Bronze alloys have been popular in various applications for centuries. However, they don’t all meet the same durability and performance standards. Aluminum bronze has been gaining popularity in the industrial and aerospace sectors due to its high strength, corrosion resistance, and thermal stability.
How do engineers test the durability of aluminum bronze? Let’s explore the process and what factors contribute to its performance.
Key Properties of Aluminum Bronze
First, let’s discuss what makes aluminum bronze unique. Aluminum bronze is a copper-based alloy with typically 5–11 percent aluminum, iron, nickel, and manganese. The high aluminum content contributes to its strength, hardness, and corrosion resistance. Additionally, it can withstand high temperatures and thermal stress.
Aluminum bronze is perfect for marine environments, chemical and petrochemical processing, and electrical engineering. Its high electrical conductivity, low magnetic permeability, and superior resistance to spark erosion make it ideal for switchgear and other electrical components.
Testing Methods for Durability
Testing aluminum bronze for durability involves assessing its mechanical and thermal properties and corrosion resistance. Here are some common testing methods:
Tensile Testing :
Tensile tests measure a material’s ability to withstand stretching or pulling. It can determine the alloy’s yield strength, ultimate tensile strength, and elongation. The results of tensile testing help fabricators optimize objects with high tensile strength, such as bolts, nuts, and connecting rods.
Hardness Testing :
Hardness testing assesses the material’s resistance to deformation or indentation. The Rockwell, Brinell, and Vickers methods are common for determining the hardness of aluminum bronze. This value lets engineers compare different alloys and select the appropriate heat treatment.
Corrosion Testing :
Corrosion resistance is vital for aluminum bronze in marine and chemical environments. Corrosion testing evaluates the alloy’s resistance to pitting, crevices, and galvanic corrosion. The most common tests include salt spray, immersion, and electrochemical methods. The results of corrosion testing help fabricators optimize the alloy’s composition and surface treatment.
Thermal Testing :
Thermal stability and resistance are essential for aluminum bronze in high-temperature environments. Elevated temperature tests measure an alloy’s ability to withstand thermal stresses, such as thermal shock, creep, and oxidation.

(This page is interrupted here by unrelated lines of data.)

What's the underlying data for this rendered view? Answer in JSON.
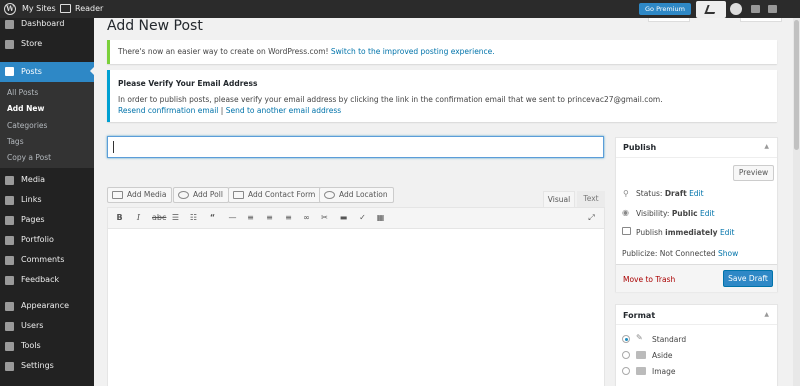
{
  "topbar": {
    "my_sites": "My Sites",
    "reader": "Reader",
    "go_premium": "Go Premium"
  },
  "sidebar": {
    "items": [
      {
        "label": "Dashboard",
        "icon": "dashboard-icon"
      },
      {
        "label": "Store",
        "icon": "cart-icon"
      },
      {
        "label": "Posts",
        "icon": "pin-icon"
      },
      {
        "label": "Media",
        "icon": "media-icon"
      },
      {
        "label": "Links",
        "icon": "link-icon"
      },
      {
        "label": "Pages",
        "icon": "pages-icon"
      },
      {
        "label": "Portfolio",
        "icon": "portfolio-icon"
      },
      {
        "label": "Comments",
        "icon": "comment-icon"
      },
      {
        "label": "Feedback",
        "icon": "feedback-icon"
      },
      {
        "label": "Appearance",
        "icon": "brush-icon"
      },
      {
        "label": "Users",
        "icon": "users-icon"
      },
      {
        "label": "Tools",
        "icon": "wrench-icon"
      },
      {
        "label": "Settings",
        "icon": "settings-icon"
      }
    ],
    "submenu": [
      "All Posts",
      "Add New",
      "Categories",
      "Tags",
      "Copy a Post"
    ]
  },
  "page": {
    "title": "Add New Post"
  },
  "notice1": {
    "text": "There's now an easier way to create on WordPress.com! ",
    "link": "Switch to the improved posting experience."
  },
  "notice2": {
    "title": "Please Verify Your Email Address",
    "body": "In order to publish posts, please verify your email address by clicking the link in the confirmation email that we sent to princevac27@gmail.com.",
    "resend": "Resend confirmation email",
    "sep": "|",
    "send_other": "Send to another email address"
  },
  "editor": {
    "title_value": "",
    "buttons": {
      "add_media": "Add Media",
      "add_poll": "Add Poll",
      "add_contact_form": "Add Contact Form",
      "add_location": "Add Location"
    },
    "tabs": {
      "visual": "Visual",
      "text": "Text"
    }
  },
  "publish": {
    "heading": "Publish",
    "preview": "Preview",
    "status_label": "Status:",
    "status_value": "Draft",
    "edit": "Edit",
    "visibility_label": "Visibility:",
    "visibility_value": "Public",
    "publish_label": "Publish",
    "publish_value": "immediately",
    "publicize": "Publicize: Not Connected",
    "show": "Show",
    "trash": "Move to Trash",
    "save_draft": "Save Draft"
  },
  "format": {
    "heading": "Format",
    "options": [
      "Standard",
      "Aside",
      "Image"
    ],
    "selected": "Standard"
  },
  "colors": {
    "accent": "#2e88c6",
    "sidebar": "#222222",
    "notice_green": "#7ad03a",
    "notice_blue": "#00a0d2"
  }
}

Standards and Specifications for Aluminum Bronze
National and international standards govern aluminum bronze production, testing, and use. ASTM International, SAE International, ISO, and DIN are some organizations that issue aluminum bronze standards and specifications. These standards cover the alloy composition, physical and mechanical properties, tolerances, and testing methods.
The durability of aluminum bronze is a result of its unique composition. Testing aluminum bronze involves various methods that evaluate its behaviors. The results of these tests can help you select the appropriate alloy, processing, and applications. With its outstanding performance and reliability, aluminum bronze is a favored material in various industries.
If you’re looking for an aluminum bronze alloy, Wieland Diversified offers a wide range of high-quality alloys and technical support for your needs. Contact us today to learn more about our products and services.